To be sure, the pro-life movement has had its intellectual defenders. Richard John Neuhaus triumphantly declared, "While the pro-life cause welcomes, and has been greatly bolstered by, the support of many distinguished intellectuals, the same is not true of the pro-choice movement." He said that "pro-life intellectuals, like pro-life activists, insist on talking about the science and moral reasoning pertinent to the moral status of the unborn. So do the more honest of pro-choice intellectuals, which is why they are more hindrance than help to the pro-choice movement." I can't help but disagree about pro-choice intellectuals being a hindrance to their movement. The more intellectuals continue to mull over the issue of abortion, the more convinced they seem to become that, no matter what the proper justification may be, abortion is still a fundamental right of women. It does not matter that their questions may bother the activists at NARAL, any more than it would matter if the questions of serious pro-life intellectual began to bother the folks at NRLC. So long as the intellectual elite generally agree on an issue, this tends to create a wall through which very little social change can ultimately break through. I am not discounting moral strength; I am only expressing my doubts about how effective it can be without intellectual backing.
Neuhaus represents exactly the kind of pro-life intellectual people expect--Catholic, and conservative. Catholics, I admit, are often quite better than the rest of us at thinking in terms of the big picture; but unfortunately this also happens to be a very old big picture. I am not saying there is necessarily anything wrong with that. I simply have to point out a trait of intellectuals that is of particular importance. Intellectuals, as a rule, enjoy progress. They do not want to feel that their ideas are outmoded or irrelevant. Thomist philosophy, for example, might not be the best approach to winning over a new generation of intellectuals. It could be, but I doubt it.
Again, we have to realize that we are diverse as a movement. This means we have potentially more to choose from. The only problem is that we are not intentionally cultivating what potential we have. Students for Life of America, as a rule, is more interested in traditional activism than in pursuing intellectuals who may be beneficial to our cause in the long run. I can't fault them for this. But I would urge SFLA to consider the things which they themselves have told me over the years: that college campuses are a major battleground for the soul of America on the issue of abortion, that college campuses are generally hostile environments for pro-life activists, and that college professors provide very little if any support to our cause.

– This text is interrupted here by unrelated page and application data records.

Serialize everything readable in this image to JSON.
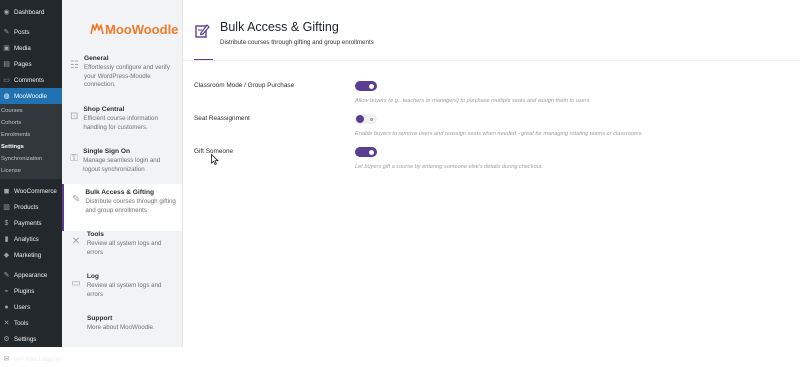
{
  "wp_menu": {
    "top": [
      {
        "label": "Dashboard",
        "icon": "dashboard-icon",
        "glyph": "◉"
      },
      {
        "label": "Posts",
        "icon": "pin-icon",
        "glyph": "✎"
      },
      {
        "label": "Media",
        "icon": "media-icon",
        "glyph": "▣"
      },
      {
        "label": "Pages",
        "icon": "page-icon",
        "glyph": "▤"
      },
      {
        "label": "Comments",
        "icon": "comment-icon",
        "glyph": "▭"
      },
      {
        "label": "MooWoodle",
        "icon": "moowoodle-icon",
        "glyph": "◍"
      }
    ],
    "submenu": [
      "Courses",
      "Cohorts",
      "Enrolments",
      "Settings",
      "Synchronization",
      "License"
    ],
    "bottom": [
      {
        "label": "WooCommerce",
        "icon": "woo-icon",
        "glyph": "◼"
      },
      {
        "label": "Products",
        "icon": "products-icon",
        "glyph": "▥"
      },
      {
        "label": "Payments",
        "icon": "payments-icon",
        "glyph": "$"
      },
      {
        "label": "Analytics",
        "icon": "analytics-icon",
        "glyph": "▮"
      },
      {
        "label": "Marketing",
        "icon": "marketing-icon",
        "glyph": "◆"
      },
      {
        "label": "Appearance",
        "icon": "brush-icon",
        "glyph": "✎"
      },
      {
        "label": "Plugins",
        "icon": "plugins-icon",
        "glyph": "⌁"
      },
      {
        "label": "Users",
        "icon": "users-icon",
        "glyph": "●"
      },
      {
        "label": "Tools",
        "icon": "tools-icon",
        "glyph": "✕"
      },
      {
        "label": "Settings",
        "icon": "settings-icon",
        "glyph": "⚙"
      },
      {
        "label": "WP Mail Logging",
        "icon": "mail-icon",
        "glyph": "✉"
      }
    ]
  },
  "plugin_nav": {
    "logo_text": "MooWoodle",
    "items": [
      {
        "title": "General",
        "desc": "Effortlessly configure and verify your WordPress-Moodle connection.",
        "icon": "sliders-icon",
        "glyph": "☷"
      },
      {
        "title": "Shop Central",
        "desc": "Efficient course information handling for customers.",
        "icon": "cart-icon",
        "glyph": "⊡"
      },
      {
        "title": "Single Sign On",
        "desc": "Manage seamless login and logout synchronization",
        "icon": "key-icon",
        "glyph": "⚿"
      },
      {
        "title": "Bulk Access & Gifting",
        "desc": "Distribute courses through gifting and group enrollments",
        "icon": "edit-icon",
        "glyph": "✎"
      },
      {
        "title": "Tools",
        "desc": "Review all system logs and errors",
        "icon": "tools-icon",
        "glyph": "✕"
      },
      {
        "title": "Log",
        "desc": "Review all system logs and errors",
        "icon": "card-icon",
        "glyph": "▭"
      },
      {
        "title": "Support",
        "desc": "More about MooWoodle.",
        "icon": "support-icon",
        "glyph": ""
      }
    ]
  },
  "page": {
    "title": "Bulk Access & Gifting",
    "subtitle": "Distribute courses through gifting and group enrollments"
  },
  "settings": [
    {
      "label": "Classroom Mode / Group Purchase",
      "enabled": true,
      "desc": "Allow buyers (e.g., teachers or managers) to purchase multiple seats and assign them to users."
    },
    {
      "label": "Seat Reassignment",
      "enabled": false,
      "desc": "Enable buyers to remove users and reassign seats when needed - great for managing rotating teams or classrooms."
    },
    {
      "label": "Gift Someone",
      "enabled": true,
      "desc": "Let buyers gift a course by entering someone else's details during checkout."
    }
  ],
  "colors": {
    "accent": "#5b3e91",
    "wp_active": "#2271b1",
    "logo": "#f07a2c"
  }
}
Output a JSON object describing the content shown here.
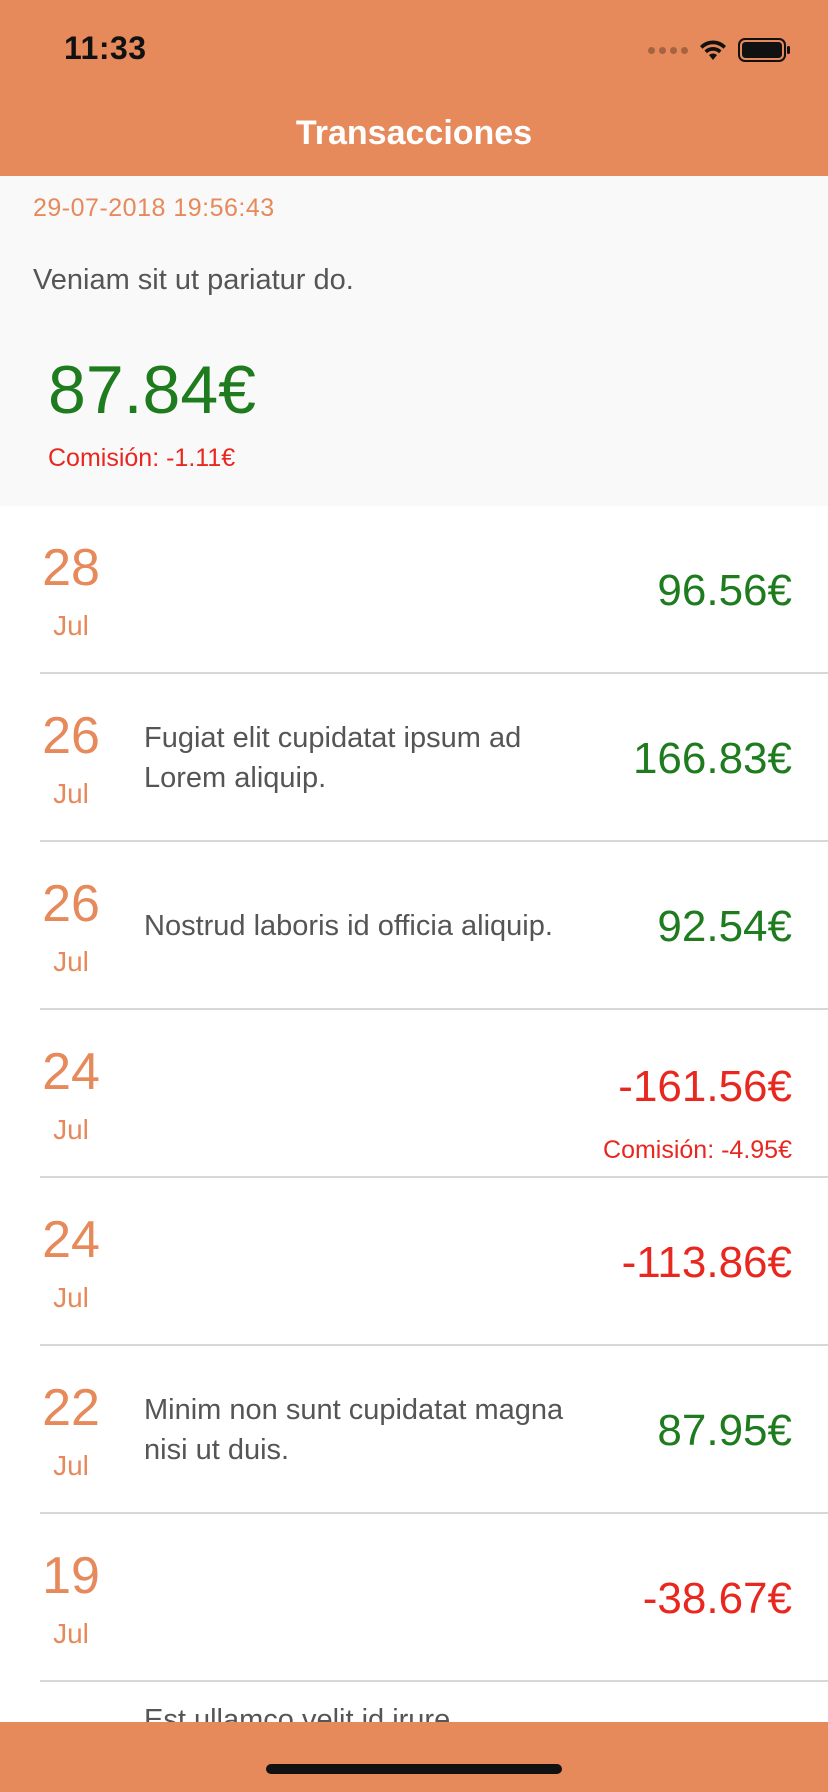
{
  "status_bar": {
    "time": "11:33"
  },
  "nav": {
    "title": "Transacciones"
  },
  "header": {
    "date": "29-07-2018 19:56:43",
    "description": "Veniam sit ut pariatur do.",
    "amount": "87.84€",
    "fee": "Comisión: -1.11€"
  },
  "transactions": [
    {
      "day": "28",
      "month": "Jul",
      "description": "",
      "amount": "96.56€",
      "fee": ""
    },
    {
      "day": "26",
      "month": "Jul",
      "description": "Fugiat elit cupidatat ipsum ad Lorem aliquip.",
      "amount": "166.83€",
      "fee": ""
    },
    {
      "day": "26",
      "month": "Jul",
      "description": "Nostrud laboris id officia aliquip.",
      "amount": "92.54€",
      "fee": ""
    },
    {
      "day": "24",
      "month": "Jul",
      "description": "",
      "amount": "-161.56€",
      "fee": "Comisión: -4.95€"
    },
    {
      "day": "24",
      "month": "Jul",
      "description": "",
      "amount": "-113.86€",
      "fee": ""
    },
    {
      "day": "22",
      "month": "Jul",
      "description": "Minim non sunt cupidatat magna nisi ut duis.",
      "amount": "87.95€",
      "fee": ""
    },
    {
      "day": "19",
      "month": "Jul",
      "description": "",
      "amount": "-38.67€",
      "fee": ""
    }
  ],
  "partial_row_text": "Est ullamco velit id irure.",
  "colors": {
    "accent": "#E6895B",
    "positive": "#1E7B1E",
    "negative": "#E8271F"
  }
}
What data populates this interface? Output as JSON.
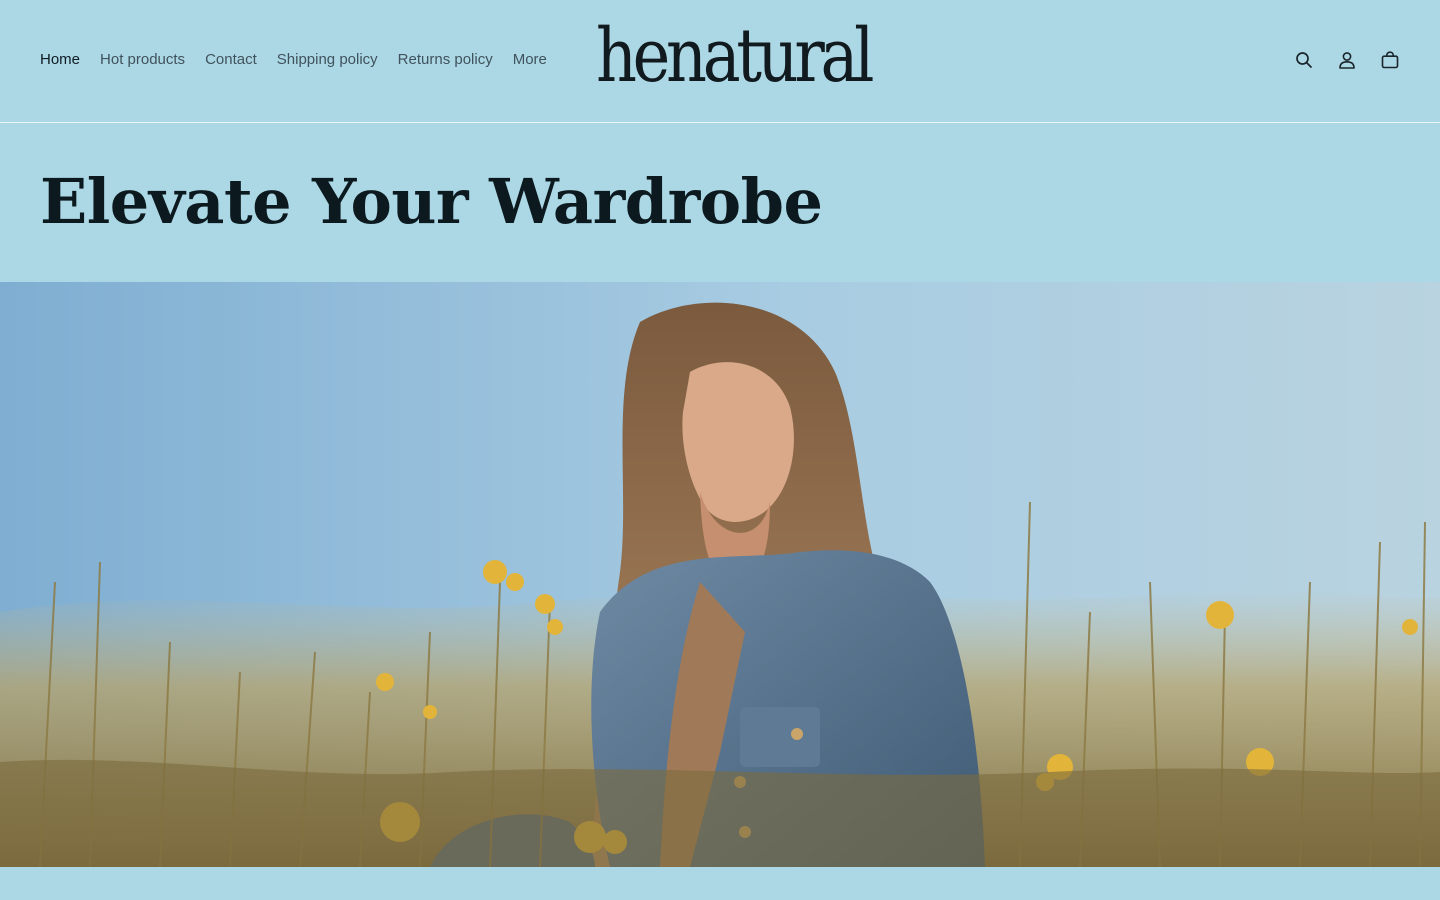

If you put these things together, you start to realize we really have no choice. If we're going to be successful in this movement, we need pro-lifers in the academy.